The researchers -- Rainer Bussmann and Douglas Sharon -- traveled to Northern Peru to interview local healers known as curanderos and observe native healing practices. Bussmann and Sharon, who are both fluent in Spanish, also collected ethnobotanical information from plant sellers by purchasing native plants in local markets, and by accompanying curanderos on harvesting trips and to healing ceremonies.
Bussmann and Sharon collected Northern Peruvian plants from the wild and also purchased them from the markets, then took the specimens to curanderos to discuss medicinal properties and the plants' role in healing rituals.
The researchers were able to determine many of the plants' properties, including the season in which they are best grown, the region in which they are harvested and various ailments the plants have proven effective at treating.
Bussmann and Sharon were able to collect 510 plant species used by Northern Peruvian healers, as well as identify their traditional uses, vernacular names and various applications. The researchers found that the majority of treatments -- 207 -- were used for ritual or "magical" ailments, such as susto and espanto, a condition caused by fright brought on by a life event or the patient's environment.

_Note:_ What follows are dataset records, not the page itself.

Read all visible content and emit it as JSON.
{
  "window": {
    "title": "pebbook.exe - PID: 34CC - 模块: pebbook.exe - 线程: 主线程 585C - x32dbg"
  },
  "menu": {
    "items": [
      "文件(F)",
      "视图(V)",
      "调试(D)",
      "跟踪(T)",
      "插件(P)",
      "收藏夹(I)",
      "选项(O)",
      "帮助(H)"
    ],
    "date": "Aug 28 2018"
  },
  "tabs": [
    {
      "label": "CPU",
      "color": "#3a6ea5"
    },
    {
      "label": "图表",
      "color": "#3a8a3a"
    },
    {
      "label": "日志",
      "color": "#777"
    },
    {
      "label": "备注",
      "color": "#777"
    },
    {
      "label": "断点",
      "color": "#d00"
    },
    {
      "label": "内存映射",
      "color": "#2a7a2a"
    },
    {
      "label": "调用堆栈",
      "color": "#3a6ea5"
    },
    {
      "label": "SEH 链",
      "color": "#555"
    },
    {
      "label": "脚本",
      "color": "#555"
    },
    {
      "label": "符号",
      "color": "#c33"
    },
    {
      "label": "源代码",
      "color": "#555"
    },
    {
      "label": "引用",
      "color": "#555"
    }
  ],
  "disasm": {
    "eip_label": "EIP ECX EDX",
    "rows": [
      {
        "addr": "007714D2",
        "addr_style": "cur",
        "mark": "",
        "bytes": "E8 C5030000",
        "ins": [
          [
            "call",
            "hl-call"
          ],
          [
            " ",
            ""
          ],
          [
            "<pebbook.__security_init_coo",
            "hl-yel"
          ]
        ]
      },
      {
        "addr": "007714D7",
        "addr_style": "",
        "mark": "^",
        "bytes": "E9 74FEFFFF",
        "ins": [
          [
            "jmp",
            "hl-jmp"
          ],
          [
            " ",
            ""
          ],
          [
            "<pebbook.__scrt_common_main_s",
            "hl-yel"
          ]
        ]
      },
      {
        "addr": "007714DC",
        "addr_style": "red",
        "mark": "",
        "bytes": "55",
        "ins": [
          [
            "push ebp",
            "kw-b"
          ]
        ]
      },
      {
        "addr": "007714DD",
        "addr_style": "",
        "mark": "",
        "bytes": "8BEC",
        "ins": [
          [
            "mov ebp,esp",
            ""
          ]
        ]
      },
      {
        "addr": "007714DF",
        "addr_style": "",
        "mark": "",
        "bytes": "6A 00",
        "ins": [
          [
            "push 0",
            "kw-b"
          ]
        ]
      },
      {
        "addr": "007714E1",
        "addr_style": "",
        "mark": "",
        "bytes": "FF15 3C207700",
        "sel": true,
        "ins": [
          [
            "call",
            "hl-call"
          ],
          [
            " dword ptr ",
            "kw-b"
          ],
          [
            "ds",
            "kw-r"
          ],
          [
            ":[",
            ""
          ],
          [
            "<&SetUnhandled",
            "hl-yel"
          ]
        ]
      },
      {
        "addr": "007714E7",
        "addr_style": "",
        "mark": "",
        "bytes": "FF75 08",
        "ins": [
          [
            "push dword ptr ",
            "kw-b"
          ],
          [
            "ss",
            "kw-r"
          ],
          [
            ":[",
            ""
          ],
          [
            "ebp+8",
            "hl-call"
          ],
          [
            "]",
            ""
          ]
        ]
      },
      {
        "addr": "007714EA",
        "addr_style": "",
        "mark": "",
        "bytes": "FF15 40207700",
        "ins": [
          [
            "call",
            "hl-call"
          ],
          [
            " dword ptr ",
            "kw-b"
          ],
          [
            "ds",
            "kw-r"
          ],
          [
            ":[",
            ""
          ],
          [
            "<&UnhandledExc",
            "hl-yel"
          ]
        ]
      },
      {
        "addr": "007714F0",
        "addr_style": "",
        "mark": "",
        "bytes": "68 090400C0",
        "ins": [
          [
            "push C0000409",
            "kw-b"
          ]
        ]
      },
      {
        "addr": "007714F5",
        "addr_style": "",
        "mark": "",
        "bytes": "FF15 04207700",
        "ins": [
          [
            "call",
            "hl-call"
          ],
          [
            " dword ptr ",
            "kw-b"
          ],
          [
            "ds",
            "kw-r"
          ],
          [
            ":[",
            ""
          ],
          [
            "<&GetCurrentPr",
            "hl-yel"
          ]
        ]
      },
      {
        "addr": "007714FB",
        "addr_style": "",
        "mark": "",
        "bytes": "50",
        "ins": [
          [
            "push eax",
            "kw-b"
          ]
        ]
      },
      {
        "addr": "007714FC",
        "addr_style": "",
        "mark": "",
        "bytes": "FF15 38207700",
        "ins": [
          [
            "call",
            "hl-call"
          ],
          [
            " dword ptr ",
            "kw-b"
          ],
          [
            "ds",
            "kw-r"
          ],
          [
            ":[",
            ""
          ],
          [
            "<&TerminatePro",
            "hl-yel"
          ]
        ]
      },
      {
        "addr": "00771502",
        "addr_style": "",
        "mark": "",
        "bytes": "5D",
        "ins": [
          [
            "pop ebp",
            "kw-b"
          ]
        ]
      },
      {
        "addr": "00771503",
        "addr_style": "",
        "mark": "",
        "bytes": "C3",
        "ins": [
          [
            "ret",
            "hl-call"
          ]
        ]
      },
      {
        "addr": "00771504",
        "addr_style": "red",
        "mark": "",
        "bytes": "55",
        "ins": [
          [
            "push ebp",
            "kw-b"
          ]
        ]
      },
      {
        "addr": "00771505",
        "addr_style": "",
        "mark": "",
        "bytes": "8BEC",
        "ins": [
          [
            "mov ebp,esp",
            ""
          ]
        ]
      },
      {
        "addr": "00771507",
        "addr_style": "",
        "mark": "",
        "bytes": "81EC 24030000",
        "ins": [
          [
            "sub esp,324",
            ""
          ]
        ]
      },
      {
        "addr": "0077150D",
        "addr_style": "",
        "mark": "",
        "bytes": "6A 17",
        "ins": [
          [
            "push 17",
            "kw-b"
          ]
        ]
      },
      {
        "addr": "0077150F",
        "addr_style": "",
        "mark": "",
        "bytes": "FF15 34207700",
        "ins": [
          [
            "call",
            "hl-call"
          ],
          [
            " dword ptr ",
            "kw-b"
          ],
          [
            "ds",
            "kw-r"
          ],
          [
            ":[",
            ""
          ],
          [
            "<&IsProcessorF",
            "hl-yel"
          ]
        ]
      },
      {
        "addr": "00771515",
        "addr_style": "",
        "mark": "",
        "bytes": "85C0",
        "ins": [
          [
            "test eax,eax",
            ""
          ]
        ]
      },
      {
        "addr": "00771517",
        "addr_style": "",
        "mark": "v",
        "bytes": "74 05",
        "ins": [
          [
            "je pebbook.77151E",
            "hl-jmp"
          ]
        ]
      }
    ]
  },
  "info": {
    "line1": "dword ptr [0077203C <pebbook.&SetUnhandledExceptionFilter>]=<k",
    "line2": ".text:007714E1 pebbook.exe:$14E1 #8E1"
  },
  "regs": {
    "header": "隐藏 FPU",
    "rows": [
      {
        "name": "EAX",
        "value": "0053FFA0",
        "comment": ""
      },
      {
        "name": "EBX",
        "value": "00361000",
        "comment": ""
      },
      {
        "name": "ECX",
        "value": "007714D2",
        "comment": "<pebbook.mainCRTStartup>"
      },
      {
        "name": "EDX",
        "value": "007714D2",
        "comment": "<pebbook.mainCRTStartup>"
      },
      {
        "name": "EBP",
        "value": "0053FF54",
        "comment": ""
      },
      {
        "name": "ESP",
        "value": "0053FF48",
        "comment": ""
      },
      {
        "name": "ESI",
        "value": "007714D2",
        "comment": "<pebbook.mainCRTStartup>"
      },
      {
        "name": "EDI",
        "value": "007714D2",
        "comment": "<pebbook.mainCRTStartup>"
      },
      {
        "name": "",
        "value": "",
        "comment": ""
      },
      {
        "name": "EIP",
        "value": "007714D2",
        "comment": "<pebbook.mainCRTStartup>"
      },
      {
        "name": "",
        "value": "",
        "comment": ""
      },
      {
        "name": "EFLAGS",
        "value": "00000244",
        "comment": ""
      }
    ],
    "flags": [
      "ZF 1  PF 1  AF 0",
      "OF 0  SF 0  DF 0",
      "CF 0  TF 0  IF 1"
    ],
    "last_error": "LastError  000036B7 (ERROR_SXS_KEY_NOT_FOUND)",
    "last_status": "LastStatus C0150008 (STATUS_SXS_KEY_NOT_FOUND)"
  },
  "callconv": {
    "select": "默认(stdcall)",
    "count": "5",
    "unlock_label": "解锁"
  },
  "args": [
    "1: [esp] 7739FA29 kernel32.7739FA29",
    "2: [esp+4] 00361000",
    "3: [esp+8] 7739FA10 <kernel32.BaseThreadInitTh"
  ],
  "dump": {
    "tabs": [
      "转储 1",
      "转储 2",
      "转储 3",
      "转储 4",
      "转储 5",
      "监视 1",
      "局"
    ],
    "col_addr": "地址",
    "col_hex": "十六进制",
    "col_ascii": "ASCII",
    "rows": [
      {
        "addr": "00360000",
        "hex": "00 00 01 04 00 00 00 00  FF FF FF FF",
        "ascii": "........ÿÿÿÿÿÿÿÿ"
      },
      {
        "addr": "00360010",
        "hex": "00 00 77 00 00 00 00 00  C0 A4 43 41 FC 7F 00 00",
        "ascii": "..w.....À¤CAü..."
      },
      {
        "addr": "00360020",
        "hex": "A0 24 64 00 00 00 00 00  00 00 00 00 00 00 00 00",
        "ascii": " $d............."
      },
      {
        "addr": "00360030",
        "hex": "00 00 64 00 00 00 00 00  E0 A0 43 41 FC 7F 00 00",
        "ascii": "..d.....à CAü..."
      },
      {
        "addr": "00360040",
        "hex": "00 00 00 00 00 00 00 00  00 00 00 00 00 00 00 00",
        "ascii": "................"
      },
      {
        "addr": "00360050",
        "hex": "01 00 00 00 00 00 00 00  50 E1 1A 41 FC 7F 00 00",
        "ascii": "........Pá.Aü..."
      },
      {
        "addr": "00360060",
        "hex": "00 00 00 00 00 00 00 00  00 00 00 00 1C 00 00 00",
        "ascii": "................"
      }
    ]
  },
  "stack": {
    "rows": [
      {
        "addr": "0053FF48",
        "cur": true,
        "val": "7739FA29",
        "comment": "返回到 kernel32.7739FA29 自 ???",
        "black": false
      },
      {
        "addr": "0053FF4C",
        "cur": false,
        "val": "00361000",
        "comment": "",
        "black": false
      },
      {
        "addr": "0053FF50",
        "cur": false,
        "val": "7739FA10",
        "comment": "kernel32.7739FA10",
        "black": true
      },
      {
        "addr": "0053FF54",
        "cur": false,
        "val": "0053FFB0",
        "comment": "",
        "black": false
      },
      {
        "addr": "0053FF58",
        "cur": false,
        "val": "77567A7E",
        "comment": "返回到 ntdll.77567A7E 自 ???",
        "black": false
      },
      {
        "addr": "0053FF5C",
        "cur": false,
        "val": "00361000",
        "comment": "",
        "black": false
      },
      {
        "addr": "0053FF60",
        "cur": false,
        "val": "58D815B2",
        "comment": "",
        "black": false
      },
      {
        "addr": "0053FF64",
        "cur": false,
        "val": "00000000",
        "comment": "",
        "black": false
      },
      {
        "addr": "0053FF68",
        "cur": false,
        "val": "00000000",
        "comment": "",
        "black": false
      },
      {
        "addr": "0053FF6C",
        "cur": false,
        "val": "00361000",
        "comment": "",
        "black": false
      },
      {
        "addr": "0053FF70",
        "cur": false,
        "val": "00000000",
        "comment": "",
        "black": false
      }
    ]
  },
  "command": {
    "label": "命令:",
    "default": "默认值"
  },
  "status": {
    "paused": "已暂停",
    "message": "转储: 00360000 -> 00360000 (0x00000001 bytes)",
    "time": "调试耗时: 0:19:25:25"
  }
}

Most of the researchers' plant discoveries were used to treat ritual or magical ailments, or were parts of hallucinogenic healing ceremonies. Common illnesses in Northern Peruvian regions include mal aire (bad air), mal viento (bad wind), mal ojo (evil eye) and envidia (envy). Such conditions are characterized by shock, poisoned food and changes in body temperature. Bussmann and Sharon characterized such illnesses in Western medical terms as "psychosomatic disorders," which are physical symptoms brought about from mental or emotional factors.
Ninety-five plants were used to treat respiratory disorders, which included common ailments such as cold, flu, bronchitis and asthma. According to Bussmann and Sharon, many such conditions could be brought on by damp living conditions that foster mold and insufficient air circulation.
The researchers found that 85 medicinal plants treated urinary tract problems, such as kidney stones and infections of the bladder or kidneys. For example, the plant Chanca Piedra, which translates to "Stonebreaker," is used to treat kidney stones, and has gained popularity in the international market.
Sixty-six of the plants battled infections of female organs, the researchers found. Uteran, ovarian, vaginal and post-partum infections were treated with 100 different applications of the plant species, while 39 additional uses helped women with childbirth, menstrual cramps and cycle regulation. A select few plants were involved in medicinal procedures for abortion, birth control and female fertility.
On the flip side, 52 plant species were used to treat "male" problems, including prostate inflammation, impotence, urination problems, fertility and hair loss. Twelve species served the dual purposes of impotence remedy and aphrodisiac.
Bussmann and Sharon said they believed that because only 61 plants were used to aid liver disorders, the curanderos were mainly employed to treat magical and ritualistic problems, such as mal aire.
"Disorders of internal organs fall far behind the most commonly treated medical conditions," they wrote. "This is another indication that curanderos in Northern Peru are to a large extent specializing in the treatment of psychosomatic disorders, and that 'bodily' illness are treated more as a sideline."
However, the researchers turned up 59 plant treatments for inflammation, such as that caused by tonsil and throat and infections. An additional 51 were used to treat stomach problems, while 45 aided in rheumatism treatment.
But perhaps the most interesting plant species utilized by the curanderos were those employed in cancer treatment. "The use of plant species in this field could provide particularly interesting leads in medicinal development," Bussmann and Sharon wrote.
Eighty-three percent of the plants the researchers collected were native Peruvian plants, and two-thirds were harvested and utilized fresh. Many of the plants were collected wild, and the most common applications included ingesting the herb or decoction, or applying the plants as poultices.
The Northern Peruvian curanderos typically used the leaves or the whole plant to create treatments. Medicinal flowers from the plants were used in roughly 10 percent of treatments, while seeds were used in 7 percent of remedies. The fruit, bark, peel or wood of healing plants were used in only a fraction of medicines.
According to Bussmann and Sharon's study conclusions, traditional Northern Peruvian curanderos have helped the region's centuries-old system of plant-based medicine survive, in spite of hundreds of years of suppression by Western medicine.
"Current research indicates that the composition of the local pharmacopoeia has changed since colonial times," the researchers wrote. "However, the overall number of medicinal plants employed seems to have increased. This indicates that the Northern Peruvian health tradition is still going strong, and that the healers and public are constantly experimenting with new remedies."
Though the ethnobotanical medical system of Northern Peru has survived thus far, Bussmann and Sharon warn that urban growth, climatic change, global interest in harvesting medicinal plants, and large-scale mining are serious threats to its future survival.